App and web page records
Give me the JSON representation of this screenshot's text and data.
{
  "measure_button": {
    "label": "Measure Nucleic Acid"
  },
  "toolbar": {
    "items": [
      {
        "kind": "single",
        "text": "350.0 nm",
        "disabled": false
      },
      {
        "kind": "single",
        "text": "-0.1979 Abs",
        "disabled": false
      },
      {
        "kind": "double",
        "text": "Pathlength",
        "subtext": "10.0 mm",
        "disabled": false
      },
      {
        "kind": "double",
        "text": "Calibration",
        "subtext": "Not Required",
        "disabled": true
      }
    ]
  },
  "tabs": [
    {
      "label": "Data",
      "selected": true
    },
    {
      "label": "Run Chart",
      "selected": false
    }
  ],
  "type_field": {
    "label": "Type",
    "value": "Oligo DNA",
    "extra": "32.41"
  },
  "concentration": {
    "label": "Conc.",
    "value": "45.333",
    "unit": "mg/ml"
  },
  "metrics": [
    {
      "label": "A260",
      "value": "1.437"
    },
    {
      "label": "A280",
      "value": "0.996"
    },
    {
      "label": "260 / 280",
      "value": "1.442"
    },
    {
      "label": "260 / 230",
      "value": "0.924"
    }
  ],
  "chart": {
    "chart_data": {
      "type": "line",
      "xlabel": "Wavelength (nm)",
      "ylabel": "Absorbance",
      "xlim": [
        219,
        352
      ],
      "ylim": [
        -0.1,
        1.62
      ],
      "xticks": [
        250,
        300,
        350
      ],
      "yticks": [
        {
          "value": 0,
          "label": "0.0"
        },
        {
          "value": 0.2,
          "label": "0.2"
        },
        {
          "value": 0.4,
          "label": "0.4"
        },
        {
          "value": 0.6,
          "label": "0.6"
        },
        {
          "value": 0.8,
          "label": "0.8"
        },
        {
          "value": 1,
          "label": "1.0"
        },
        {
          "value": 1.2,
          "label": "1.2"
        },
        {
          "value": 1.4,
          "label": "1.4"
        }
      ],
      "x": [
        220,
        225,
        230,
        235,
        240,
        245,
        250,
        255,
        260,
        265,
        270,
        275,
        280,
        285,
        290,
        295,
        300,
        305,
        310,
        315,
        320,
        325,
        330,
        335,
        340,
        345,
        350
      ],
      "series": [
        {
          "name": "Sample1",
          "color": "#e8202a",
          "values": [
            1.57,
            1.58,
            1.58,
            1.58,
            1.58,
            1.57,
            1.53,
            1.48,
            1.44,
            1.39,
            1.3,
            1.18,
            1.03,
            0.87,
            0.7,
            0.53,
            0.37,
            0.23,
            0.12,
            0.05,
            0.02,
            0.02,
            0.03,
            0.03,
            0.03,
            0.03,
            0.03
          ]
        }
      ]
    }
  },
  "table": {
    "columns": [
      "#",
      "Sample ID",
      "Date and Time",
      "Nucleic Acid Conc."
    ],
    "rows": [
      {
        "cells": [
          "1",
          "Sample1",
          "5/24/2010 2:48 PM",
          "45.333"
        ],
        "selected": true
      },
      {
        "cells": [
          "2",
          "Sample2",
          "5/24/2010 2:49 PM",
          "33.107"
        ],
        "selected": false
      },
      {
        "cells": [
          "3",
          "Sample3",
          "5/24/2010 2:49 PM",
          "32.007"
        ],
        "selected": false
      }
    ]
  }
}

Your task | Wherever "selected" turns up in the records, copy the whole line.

Answer to the exercise |
      "selected": true
      "selected": false
        "selected": true
        "selected": false
        "selected": false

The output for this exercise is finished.